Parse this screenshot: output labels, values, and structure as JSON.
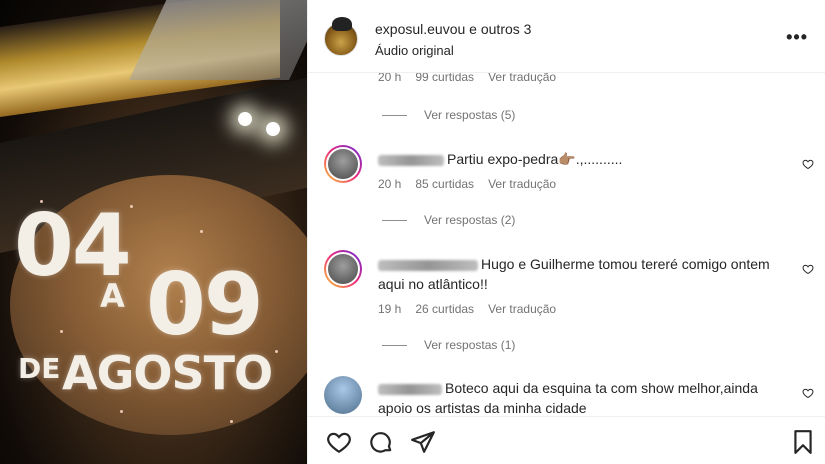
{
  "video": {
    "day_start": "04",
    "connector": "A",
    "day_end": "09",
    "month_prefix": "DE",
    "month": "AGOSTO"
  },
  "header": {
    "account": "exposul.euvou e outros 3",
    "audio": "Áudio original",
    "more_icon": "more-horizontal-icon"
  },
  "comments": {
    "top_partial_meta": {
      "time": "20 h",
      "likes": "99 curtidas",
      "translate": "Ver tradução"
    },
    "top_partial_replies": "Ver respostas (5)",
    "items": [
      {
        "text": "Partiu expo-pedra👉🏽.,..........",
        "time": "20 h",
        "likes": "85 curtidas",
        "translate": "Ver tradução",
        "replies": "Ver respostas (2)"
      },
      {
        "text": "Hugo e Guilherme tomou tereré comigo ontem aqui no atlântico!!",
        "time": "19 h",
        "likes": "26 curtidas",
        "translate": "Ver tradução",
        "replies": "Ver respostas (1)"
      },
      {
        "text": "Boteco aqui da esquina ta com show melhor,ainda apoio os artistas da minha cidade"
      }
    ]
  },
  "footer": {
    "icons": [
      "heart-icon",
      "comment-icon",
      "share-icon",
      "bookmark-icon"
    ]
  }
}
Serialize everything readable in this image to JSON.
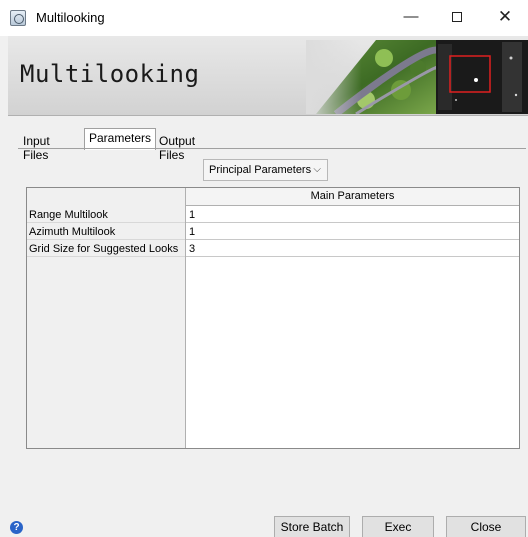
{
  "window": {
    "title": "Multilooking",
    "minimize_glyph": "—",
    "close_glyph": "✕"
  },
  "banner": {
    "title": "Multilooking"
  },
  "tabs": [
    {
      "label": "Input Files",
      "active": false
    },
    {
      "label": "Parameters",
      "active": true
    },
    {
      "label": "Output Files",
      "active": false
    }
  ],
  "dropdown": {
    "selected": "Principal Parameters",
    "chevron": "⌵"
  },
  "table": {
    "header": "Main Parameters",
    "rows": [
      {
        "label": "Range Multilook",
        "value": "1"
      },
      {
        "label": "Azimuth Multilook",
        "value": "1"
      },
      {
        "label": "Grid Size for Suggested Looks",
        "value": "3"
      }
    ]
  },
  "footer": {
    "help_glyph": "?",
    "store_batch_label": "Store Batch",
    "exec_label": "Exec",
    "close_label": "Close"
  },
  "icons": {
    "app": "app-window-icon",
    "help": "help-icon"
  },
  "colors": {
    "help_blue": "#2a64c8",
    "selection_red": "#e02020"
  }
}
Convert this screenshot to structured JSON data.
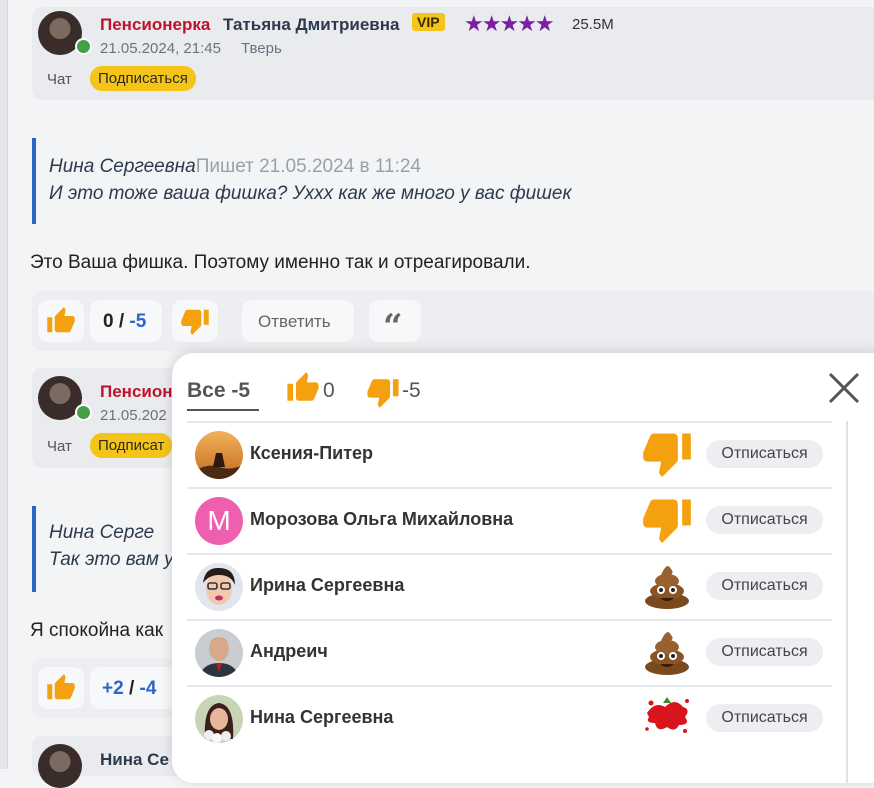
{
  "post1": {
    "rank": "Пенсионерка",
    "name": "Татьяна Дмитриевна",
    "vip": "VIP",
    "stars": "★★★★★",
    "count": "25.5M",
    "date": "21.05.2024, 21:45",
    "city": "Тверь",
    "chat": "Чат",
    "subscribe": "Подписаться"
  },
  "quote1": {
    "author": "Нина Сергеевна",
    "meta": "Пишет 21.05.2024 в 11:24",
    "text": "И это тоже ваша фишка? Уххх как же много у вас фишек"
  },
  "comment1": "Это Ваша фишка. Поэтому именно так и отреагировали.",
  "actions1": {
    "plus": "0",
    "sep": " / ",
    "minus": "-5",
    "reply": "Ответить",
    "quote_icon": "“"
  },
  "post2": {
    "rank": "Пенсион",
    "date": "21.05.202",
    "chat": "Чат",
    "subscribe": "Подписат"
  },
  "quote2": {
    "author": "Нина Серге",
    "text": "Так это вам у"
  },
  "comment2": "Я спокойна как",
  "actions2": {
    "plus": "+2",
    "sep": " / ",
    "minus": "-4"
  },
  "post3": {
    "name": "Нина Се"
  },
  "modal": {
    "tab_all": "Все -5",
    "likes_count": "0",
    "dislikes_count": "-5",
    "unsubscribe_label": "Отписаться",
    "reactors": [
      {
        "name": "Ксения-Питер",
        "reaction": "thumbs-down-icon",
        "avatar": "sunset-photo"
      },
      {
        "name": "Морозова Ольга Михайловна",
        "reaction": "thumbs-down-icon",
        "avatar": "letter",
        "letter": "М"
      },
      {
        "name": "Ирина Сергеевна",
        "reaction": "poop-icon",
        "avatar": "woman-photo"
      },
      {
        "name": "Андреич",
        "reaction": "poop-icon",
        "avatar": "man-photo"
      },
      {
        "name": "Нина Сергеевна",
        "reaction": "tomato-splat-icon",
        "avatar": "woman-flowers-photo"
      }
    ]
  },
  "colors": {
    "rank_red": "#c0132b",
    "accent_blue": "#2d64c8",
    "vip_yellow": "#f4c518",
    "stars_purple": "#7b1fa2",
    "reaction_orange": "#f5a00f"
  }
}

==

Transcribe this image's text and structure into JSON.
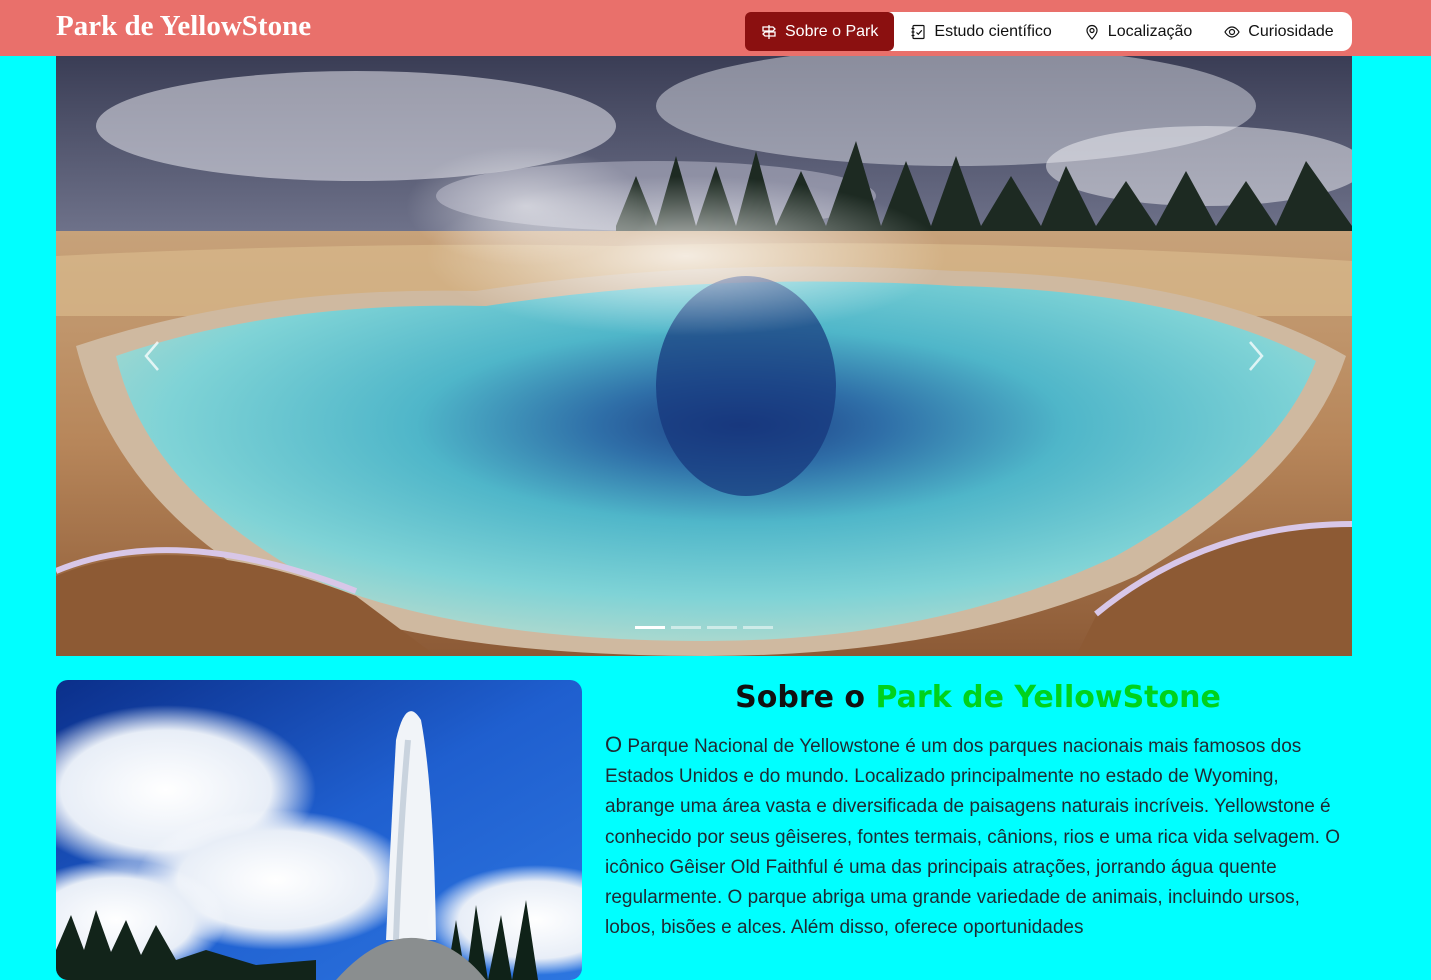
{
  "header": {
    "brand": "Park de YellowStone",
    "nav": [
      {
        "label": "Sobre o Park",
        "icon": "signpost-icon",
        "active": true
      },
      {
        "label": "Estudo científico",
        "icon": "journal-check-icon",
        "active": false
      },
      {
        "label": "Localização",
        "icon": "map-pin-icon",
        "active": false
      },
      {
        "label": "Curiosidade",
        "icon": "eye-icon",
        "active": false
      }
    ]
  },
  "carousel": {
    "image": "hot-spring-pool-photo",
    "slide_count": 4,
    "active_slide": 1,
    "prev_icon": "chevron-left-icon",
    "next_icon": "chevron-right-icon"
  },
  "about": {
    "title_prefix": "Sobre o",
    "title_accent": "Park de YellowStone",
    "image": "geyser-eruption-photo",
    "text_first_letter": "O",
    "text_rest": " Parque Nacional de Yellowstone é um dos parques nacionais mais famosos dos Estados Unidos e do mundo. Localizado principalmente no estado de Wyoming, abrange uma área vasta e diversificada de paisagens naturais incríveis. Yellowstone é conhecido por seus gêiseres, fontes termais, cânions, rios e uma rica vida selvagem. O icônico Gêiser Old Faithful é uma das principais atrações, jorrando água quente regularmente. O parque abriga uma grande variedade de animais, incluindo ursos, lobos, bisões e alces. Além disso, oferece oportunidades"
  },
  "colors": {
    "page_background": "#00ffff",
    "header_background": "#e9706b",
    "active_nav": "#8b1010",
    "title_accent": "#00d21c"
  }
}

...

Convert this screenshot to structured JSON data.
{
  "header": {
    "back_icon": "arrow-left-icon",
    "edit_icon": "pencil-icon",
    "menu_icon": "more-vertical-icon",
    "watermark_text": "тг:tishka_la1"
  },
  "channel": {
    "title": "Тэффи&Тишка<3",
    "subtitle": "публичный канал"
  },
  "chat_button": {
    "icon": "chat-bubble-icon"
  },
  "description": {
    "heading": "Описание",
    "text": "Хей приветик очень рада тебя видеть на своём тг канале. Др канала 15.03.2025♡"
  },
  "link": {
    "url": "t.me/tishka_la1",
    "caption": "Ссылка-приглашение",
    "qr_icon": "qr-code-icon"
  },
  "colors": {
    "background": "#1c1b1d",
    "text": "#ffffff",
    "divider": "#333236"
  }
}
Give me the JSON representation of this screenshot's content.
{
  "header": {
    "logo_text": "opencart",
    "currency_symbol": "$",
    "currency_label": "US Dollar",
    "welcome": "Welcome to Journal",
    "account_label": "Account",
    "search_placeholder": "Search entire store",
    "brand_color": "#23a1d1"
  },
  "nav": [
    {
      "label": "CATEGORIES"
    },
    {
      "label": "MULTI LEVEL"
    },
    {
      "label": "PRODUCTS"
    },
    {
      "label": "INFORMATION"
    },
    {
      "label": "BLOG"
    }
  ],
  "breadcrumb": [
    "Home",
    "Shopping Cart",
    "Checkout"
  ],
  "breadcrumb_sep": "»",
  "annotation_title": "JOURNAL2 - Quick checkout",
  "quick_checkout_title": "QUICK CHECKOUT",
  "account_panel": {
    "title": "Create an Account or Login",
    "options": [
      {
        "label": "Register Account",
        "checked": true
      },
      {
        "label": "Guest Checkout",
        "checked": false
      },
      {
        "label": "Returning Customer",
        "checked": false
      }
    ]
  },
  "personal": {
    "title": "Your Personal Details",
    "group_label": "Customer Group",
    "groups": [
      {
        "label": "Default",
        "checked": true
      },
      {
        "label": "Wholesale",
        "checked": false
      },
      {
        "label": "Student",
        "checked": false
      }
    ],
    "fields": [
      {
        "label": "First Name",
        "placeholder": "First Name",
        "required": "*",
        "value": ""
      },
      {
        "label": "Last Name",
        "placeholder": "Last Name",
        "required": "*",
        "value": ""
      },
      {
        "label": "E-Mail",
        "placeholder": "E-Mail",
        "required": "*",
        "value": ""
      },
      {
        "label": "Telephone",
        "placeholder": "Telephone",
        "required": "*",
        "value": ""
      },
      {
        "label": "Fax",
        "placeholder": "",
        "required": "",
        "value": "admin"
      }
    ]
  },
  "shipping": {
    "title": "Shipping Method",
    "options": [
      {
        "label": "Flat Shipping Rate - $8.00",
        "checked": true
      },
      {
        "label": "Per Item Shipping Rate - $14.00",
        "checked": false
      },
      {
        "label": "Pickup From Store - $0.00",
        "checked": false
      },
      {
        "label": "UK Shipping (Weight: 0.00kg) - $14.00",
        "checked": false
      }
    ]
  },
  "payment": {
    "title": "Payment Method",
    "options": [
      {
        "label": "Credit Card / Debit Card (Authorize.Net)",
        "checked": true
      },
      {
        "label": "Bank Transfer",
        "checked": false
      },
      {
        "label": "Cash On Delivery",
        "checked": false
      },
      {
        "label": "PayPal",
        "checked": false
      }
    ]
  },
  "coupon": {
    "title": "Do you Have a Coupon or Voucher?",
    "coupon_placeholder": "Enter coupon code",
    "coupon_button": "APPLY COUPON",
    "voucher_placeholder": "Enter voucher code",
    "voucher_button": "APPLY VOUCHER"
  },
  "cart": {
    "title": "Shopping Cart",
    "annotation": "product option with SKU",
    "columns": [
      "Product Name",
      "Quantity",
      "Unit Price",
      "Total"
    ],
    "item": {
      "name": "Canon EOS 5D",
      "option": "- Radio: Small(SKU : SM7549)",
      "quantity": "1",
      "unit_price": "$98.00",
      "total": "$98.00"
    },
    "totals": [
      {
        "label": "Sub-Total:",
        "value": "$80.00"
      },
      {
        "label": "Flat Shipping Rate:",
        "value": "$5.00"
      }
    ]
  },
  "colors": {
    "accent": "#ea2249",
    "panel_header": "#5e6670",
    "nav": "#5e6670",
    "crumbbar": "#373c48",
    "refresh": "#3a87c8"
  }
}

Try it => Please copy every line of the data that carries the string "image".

Response below =>
Serialize everything readable in this image to JSON.
Transcribe this image's text and structure into JSON.
    "image": "hot-spring-pool-photo",
    "image": "geyser-eruption-photo",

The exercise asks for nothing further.